That's an awful lot of frequent-flyer miles for a lawmaker who's not running for higher office right now, or any time soon, as she continues to insist.

"A lot of people may have felt like they were alone in their struggle, and she’s been vocal about it."'

A new group called Ready for Warren is now pushing her to run for president in 2016. “Warren is the backbone that the Democratic Party too often forgets it needs,” the group said on its website. But even if she takes a pass, progressives are hoping that Warren's tough-on-Wall-Street message will help set the Democratic agenda.

“The work Senator Warren is doing right now is tapping into a huge pool of energy around preventing income inequality, taking on Wall Street," says Ilya Sheyman, executive director of Political Action. "She's demonstrating that she can rally huge segments of Democratic base and have a conversation directly about these issues that energizes and excites people."

The growing enthusiasm for Warren may stem from liberal frustration with the Democratic establishment and skepticism about the progressive bonafides of the perceived frontrunner, Hillary Clinton. While Clinton has spoken recently of "the cancer of inequality," she's also stumbled on questions of her personal wealth, which hasn't helped her attempt to embrace economic populism.

Warren herself continues to insist that she's not gunning for higher office. "I am not running for president," she's repeatedly said. But that formulation, it’s been pointed out, carefully sticks with the present tense. And when asked directly, she hasn't explicitly ruled out a future presidential bid.

Warren has struck an increasingly combative tone as she's moved from her book tour to the campaign stump, accusing Republicans again and again of siding with plutocrats instead of ordinary Americans. At a DC conference on Wednesday, she urged young progressives to challenge those who voted down her bill to lower student-loan interest rates, paid for by a minimum tax on millionaires.

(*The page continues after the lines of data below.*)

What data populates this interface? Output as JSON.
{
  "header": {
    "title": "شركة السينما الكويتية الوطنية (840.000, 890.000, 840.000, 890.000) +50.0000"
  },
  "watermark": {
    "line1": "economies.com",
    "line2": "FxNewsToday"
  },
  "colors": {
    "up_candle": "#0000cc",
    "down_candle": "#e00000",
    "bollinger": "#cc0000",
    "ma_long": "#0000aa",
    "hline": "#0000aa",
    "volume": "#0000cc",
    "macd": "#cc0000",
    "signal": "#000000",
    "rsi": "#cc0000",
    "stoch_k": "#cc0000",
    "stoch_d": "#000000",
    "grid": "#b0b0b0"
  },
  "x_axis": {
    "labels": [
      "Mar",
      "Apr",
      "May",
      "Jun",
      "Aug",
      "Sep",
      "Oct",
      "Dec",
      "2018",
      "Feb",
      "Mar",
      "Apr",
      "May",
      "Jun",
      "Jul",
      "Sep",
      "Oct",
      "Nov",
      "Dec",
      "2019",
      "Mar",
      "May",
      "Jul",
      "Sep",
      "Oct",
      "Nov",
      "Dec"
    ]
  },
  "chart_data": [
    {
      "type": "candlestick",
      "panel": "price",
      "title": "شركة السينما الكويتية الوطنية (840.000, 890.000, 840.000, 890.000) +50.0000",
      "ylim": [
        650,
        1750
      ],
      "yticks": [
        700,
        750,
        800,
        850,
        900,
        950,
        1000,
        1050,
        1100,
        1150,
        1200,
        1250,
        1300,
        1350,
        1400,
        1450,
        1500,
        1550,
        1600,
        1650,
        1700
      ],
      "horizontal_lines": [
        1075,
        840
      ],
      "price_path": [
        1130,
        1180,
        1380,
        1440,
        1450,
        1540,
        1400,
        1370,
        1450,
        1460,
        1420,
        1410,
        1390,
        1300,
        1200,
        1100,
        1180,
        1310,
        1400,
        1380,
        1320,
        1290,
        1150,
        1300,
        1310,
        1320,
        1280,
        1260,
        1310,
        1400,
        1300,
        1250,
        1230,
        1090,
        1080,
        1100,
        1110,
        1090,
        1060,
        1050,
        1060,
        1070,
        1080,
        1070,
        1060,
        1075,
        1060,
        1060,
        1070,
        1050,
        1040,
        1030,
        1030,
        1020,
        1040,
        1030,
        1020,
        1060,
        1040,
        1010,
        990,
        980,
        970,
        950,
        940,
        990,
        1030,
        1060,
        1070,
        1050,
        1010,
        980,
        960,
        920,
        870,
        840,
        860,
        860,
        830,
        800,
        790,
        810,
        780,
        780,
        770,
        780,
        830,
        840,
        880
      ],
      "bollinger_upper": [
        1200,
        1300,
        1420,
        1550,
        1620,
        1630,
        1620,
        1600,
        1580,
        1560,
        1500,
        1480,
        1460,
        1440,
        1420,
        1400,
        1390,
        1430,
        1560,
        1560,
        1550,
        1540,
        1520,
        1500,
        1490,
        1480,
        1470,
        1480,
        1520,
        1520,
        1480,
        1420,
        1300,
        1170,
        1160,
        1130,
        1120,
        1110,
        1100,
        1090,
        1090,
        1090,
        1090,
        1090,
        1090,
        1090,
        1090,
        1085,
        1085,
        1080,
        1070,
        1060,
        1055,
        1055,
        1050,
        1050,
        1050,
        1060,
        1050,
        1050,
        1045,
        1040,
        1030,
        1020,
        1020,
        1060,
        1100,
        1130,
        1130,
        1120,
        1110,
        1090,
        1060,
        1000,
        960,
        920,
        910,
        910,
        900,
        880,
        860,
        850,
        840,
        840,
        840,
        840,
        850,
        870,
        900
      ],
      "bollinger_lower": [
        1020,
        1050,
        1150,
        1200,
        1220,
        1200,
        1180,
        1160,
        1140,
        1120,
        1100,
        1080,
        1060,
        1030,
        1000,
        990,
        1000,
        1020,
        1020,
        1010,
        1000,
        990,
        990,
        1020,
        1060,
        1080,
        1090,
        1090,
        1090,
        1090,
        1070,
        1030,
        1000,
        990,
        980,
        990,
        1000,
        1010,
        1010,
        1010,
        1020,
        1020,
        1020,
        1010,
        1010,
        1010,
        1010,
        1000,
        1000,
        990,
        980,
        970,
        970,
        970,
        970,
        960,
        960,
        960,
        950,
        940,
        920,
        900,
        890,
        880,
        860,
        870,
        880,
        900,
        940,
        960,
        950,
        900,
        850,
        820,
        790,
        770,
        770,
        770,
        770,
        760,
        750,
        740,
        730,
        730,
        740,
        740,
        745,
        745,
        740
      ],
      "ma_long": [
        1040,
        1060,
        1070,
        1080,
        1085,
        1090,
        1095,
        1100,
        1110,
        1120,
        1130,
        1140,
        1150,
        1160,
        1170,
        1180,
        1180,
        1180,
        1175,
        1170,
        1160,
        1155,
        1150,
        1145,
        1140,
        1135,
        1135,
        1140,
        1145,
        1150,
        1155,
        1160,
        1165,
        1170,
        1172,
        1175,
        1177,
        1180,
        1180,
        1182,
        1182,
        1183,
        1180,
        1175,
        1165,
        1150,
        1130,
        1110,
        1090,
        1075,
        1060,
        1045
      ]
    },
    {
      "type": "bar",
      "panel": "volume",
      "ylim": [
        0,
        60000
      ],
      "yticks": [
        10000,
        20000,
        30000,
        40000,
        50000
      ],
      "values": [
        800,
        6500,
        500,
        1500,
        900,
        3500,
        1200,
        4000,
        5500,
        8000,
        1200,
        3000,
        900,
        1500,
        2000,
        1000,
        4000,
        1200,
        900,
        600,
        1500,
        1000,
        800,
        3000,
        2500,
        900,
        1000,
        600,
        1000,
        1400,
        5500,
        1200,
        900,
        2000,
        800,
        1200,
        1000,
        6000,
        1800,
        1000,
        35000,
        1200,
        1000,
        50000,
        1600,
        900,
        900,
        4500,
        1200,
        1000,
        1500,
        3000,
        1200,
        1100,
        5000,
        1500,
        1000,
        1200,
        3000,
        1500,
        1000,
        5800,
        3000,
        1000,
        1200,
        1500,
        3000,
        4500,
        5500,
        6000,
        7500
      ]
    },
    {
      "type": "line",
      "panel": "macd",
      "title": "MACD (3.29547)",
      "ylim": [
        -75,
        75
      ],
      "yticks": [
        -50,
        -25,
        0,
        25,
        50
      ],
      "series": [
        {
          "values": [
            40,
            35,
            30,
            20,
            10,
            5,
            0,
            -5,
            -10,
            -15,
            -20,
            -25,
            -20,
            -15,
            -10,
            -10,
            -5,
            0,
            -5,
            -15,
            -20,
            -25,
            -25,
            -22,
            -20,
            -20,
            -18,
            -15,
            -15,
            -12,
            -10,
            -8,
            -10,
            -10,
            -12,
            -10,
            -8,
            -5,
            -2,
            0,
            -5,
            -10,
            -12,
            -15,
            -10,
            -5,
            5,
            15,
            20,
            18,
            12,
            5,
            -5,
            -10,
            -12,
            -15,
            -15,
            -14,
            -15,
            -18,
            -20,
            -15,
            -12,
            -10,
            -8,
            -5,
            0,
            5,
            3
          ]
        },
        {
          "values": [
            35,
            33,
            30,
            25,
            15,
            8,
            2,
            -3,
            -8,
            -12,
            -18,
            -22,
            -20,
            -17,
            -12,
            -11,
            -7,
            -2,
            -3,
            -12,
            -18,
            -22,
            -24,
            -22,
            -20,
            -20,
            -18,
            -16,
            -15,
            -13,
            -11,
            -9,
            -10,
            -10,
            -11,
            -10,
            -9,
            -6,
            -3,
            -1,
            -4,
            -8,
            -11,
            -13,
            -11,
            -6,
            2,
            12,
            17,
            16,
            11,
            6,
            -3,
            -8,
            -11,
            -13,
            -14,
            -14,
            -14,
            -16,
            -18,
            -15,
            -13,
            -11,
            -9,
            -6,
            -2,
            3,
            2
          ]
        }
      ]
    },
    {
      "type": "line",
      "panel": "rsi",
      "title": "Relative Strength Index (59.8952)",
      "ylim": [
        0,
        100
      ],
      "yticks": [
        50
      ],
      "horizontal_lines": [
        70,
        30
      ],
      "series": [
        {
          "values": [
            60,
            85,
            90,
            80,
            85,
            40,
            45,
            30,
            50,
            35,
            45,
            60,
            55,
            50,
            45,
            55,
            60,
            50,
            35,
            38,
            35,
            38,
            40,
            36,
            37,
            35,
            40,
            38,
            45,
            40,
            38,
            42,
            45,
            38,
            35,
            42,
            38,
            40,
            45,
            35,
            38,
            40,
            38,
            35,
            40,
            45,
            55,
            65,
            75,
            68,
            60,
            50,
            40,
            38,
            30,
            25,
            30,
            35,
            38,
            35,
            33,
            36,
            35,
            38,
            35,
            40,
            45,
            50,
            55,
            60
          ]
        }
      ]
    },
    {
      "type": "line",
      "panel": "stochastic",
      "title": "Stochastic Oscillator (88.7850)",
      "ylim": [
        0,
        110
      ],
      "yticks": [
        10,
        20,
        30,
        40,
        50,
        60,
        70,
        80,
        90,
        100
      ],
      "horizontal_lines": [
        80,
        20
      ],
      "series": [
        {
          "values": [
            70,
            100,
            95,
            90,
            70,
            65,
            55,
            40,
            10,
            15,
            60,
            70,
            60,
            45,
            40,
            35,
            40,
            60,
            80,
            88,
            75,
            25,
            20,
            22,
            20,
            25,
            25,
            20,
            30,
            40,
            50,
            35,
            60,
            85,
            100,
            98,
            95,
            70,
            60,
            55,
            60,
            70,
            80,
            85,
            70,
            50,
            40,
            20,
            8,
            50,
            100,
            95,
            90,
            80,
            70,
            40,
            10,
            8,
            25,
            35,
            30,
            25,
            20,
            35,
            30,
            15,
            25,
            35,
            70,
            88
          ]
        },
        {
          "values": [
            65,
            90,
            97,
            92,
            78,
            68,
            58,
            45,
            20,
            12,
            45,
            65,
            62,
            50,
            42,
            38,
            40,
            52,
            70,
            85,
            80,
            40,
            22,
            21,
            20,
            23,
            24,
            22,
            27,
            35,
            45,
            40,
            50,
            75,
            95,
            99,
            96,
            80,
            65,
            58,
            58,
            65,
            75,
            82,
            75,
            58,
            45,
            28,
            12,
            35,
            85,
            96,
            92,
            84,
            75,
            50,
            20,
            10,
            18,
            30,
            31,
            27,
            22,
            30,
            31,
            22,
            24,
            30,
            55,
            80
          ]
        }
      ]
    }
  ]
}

She told them the questions they should ask the Republicans who killed her bill. "Who do you work for? Do you work for those who hire armies of lobbyists and lawyers? Do you work for the millionaires and billionaires who’ve already made it big? Or do you work for the people who go out every day and bust their tails to try and have a chance to build their future? That’s the fundamental question facing our country."

Warren has brought the same populist brio to red states like Kentucky as well, where she recently campaigned for Alison Lundergan Grimes, who's challenging Senate Minority Leader Mitch McConnell, and in West Virginia for Democratic Senate hopeful Natalie Tennant. “Our job is to fight for the families of America," Warren said at a West Virginia event on Monday, according to The Washington Post. “Stitch up the tax loopholes so that millionaires and billionaires pay at the same tax rate as the people in this room.”

Progressives are betting Warren's pugnacious style and signature issues could animate young voters who've come of age during the Great Recession—and may have soured on President Obama as their savior. Student loan reform is "a pocketbook issue that our generation cares about," says Jennifer Wang, policy and advocacy manager for Young Invincibles, a non-profit first formed to support the Affordable Care Act. "A lot of people may have felt like they were alone in their struggle, and she’s been vocal about it."

Activists also credit Warren for helping to push Democrats to the left on Social Security, rallying for its expansion rather than the cuts that the White House had proposed during deficit reduction talks. They’ve been thrilled to see her continue challenging federal officials on the Wall Street bank bailouts, as she did this week with Federal Reserve Chair Janet Yellen. And they believe that she will continue to pressure the party to embrace a progressive agenda on issues like income inequality.

Even if she doesn’t run in 2016, her supporters will demand it, says Sheyman of MoveOn. “What’s clear is progressive voters will make clear they want a vigorous primary debate.”